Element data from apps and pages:
--------

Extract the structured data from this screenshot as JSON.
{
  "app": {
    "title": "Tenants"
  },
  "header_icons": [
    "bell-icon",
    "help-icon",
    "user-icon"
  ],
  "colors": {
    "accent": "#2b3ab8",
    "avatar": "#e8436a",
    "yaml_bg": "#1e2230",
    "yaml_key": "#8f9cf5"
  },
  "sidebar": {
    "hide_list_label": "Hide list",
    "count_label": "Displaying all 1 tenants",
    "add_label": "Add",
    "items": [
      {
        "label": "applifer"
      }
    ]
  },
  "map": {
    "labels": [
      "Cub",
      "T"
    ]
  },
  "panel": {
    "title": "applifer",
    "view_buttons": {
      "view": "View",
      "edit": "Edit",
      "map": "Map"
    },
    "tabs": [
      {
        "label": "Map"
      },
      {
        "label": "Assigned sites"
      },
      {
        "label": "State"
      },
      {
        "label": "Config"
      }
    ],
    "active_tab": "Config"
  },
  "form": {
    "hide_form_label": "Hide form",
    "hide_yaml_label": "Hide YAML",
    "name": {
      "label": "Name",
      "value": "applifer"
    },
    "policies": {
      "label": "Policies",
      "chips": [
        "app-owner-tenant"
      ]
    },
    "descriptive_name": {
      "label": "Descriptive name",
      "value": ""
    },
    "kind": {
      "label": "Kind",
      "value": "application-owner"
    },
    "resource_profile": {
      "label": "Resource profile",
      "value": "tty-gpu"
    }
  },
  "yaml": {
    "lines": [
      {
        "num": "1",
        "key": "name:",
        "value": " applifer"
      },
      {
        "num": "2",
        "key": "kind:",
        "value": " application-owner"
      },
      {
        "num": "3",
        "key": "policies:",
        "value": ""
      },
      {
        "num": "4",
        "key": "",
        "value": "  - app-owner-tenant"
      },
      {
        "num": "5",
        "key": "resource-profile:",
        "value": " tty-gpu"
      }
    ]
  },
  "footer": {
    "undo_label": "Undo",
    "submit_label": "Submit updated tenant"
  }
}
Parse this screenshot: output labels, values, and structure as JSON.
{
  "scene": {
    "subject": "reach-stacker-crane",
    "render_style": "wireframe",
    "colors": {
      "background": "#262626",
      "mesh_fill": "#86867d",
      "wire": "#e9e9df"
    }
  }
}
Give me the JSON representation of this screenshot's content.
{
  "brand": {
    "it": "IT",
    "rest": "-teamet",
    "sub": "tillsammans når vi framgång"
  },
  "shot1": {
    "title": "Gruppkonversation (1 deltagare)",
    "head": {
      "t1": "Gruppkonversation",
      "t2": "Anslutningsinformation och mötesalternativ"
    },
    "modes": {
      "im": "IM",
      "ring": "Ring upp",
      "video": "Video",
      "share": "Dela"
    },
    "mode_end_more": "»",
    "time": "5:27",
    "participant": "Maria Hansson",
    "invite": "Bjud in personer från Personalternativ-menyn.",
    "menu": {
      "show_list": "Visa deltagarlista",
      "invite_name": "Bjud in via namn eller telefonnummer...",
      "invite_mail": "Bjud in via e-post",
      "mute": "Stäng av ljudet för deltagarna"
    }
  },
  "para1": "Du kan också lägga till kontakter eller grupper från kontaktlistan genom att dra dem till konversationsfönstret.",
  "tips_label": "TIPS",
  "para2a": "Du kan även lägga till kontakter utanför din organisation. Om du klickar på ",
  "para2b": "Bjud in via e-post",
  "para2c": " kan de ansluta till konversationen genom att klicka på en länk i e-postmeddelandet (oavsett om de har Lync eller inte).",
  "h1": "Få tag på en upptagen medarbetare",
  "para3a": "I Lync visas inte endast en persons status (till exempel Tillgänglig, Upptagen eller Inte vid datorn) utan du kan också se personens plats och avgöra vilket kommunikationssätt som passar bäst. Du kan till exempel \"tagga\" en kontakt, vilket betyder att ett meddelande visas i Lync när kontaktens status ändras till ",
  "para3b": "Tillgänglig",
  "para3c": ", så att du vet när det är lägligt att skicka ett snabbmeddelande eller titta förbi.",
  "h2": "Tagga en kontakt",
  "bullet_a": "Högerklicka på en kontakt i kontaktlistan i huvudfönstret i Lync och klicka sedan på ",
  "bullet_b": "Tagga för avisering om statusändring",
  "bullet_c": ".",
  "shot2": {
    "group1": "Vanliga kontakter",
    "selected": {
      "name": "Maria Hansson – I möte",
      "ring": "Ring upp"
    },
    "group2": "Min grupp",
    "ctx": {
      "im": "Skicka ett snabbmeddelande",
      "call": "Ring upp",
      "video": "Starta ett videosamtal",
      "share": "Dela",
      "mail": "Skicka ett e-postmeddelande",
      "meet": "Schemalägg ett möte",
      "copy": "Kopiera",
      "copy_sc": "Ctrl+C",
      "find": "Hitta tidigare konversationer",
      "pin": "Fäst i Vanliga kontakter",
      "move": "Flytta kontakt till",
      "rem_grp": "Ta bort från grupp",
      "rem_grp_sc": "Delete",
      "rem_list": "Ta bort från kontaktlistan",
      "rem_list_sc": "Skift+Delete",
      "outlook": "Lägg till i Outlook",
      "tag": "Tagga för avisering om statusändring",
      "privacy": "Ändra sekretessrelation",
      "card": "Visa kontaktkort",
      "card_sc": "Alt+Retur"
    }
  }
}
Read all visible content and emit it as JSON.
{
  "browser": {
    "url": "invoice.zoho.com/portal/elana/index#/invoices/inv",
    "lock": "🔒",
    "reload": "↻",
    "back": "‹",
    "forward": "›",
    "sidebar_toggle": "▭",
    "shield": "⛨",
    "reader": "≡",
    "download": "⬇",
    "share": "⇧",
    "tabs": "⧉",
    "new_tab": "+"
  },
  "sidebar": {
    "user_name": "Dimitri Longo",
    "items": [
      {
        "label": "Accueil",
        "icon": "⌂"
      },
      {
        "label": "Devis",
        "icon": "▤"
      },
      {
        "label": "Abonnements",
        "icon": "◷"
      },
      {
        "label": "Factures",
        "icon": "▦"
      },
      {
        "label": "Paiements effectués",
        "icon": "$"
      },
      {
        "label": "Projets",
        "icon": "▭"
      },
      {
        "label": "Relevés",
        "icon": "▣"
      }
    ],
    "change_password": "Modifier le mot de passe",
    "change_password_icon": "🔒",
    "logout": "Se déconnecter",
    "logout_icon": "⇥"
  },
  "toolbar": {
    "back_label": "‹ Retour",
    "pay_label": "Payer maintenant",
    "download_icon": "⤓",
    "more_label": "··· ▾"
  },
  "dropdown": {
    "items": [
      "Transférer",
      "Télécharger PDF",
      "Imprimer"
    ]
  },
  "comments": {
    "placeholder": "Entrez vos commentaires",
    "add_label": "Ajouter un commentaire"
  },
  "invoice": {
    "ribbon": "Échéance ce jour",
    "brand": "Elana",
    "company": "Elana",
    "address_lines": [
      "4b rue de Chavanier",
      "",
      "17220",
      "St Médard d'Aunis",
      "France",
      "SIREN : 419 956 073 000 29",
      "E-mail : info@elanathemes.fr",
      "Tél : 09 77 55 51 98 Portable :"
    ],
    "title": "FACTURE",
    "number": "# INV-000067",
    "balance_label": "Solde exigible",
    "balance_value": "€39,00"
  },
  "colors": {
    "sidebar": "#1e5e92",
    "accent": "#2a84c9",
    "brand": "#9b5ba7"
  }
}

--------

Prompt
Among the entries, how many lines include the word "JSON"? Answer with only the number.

Solution to the exercise
4